Power was way down for mid-1970s Detroit V8s, as engineers struggled to adjust to ever-stricter emissions and fuel-economy regulations with the clunky engine-control technology of the time. This 4,394-pound car has a 351-cubic-inch (5.7-liter) V8 rated at 152 horsepower, which required unleaded gas to prevent the destruction of its newfangled catalytic converter. If we were to apply this car’s power-to-weight ratio to its 2022 counterpart (which I’m going to say is the Explorer, though a case could be made for the Edge), that would result in a new Explorer that struggled to drag its vast bulk down the road with just 176 horses. To be fair, this 351M engine (not-too-distantly related to the 351 Clevelands of earlier Mach I Mustang fame) did make pretty good torque: 274 pound-feet.
1976 LTD shoppers could upgrade to bigger (and thirstier) optional V8s, including a 400 (6.5-liter) with 180 horsepower and a 460 (7.5-liter) with 202 hp. An automatic transmission was standard equipment; if you wanted a U.S.-market Ford sedan with a manual transmission that year, the biggest one you could get was a Granada with an old-fashioned three-on-the-tree (the unrelated European Granada had a proper four-on-the-floor manual as its only available transmission that year).
You’d think that a car this plush would have included a radio and air conditioning at no extra cost, but that wasn’t the case for most lower-priced marques during the 1970s. The single-speaker AM radio you see here cost 78 bucks ($415 now), though it may have been a (slightly) less expensive dealer-installed unit. The A/C cost an extra $486, much more than the optional 460 engine would have cost, and the equivalent of $2,590 in 2022. Next time you start getting the idea that car deals were better in the old days, just think about how many formerly-optional features we now get for no extra cost in even the cheapest new cars.
There have been Ford dealerships with the Cavalier name in several locations around the country, so all I can say about this car’s origin is that it probably wasn’t sold new here in Colorado.

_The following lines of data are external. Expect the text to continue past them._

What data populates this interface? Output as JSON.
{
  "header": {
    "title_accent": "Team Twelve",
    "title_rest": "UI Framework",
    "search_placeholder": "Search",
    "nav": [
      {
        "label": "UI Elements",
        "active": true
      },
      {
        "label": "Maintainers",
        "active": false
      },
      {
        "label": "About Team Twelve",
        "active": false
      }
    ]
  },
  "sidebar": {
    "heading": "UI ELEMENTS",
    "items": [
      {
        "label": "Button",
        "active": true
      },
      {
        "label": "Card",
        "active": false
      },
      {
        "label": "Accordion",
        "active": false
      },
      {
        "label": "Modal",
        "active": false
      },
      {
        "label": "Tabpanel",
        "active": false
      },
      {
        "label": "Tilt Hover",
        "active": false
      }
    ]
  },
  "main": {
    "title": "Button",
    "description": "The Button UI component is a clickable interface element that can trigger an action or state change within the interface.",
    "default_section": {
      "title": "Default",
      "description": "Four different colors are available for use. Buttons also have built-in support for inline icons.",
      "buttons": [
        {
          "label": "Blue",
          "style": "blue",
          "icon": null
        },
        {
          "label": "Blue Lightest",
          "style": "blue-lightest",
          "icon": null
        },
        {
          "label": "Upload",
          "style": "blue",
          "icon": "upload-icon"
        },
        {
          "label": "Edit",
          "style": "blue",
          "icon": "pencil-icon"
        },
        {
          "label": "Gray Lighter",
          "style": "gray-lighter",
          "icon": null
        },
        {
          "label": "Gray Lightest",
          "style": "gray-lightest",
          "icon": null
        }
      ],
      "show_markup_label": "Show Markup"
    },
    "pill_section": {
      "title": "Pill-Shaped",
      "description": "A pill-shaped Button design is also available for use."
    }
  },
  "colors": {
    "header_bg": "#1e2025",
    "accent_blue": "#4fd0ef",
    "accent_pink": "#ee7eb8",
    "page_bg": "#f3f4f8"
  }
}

The original door tag was indecipherable, so I wasn’t able to look up the Ford sales office that arranged initial delivery.
The college stickers come from all over. I think this car was well-traveled during its life.
Better mileage, bigger trunk, more towing capacity, and better standard features than the Impala!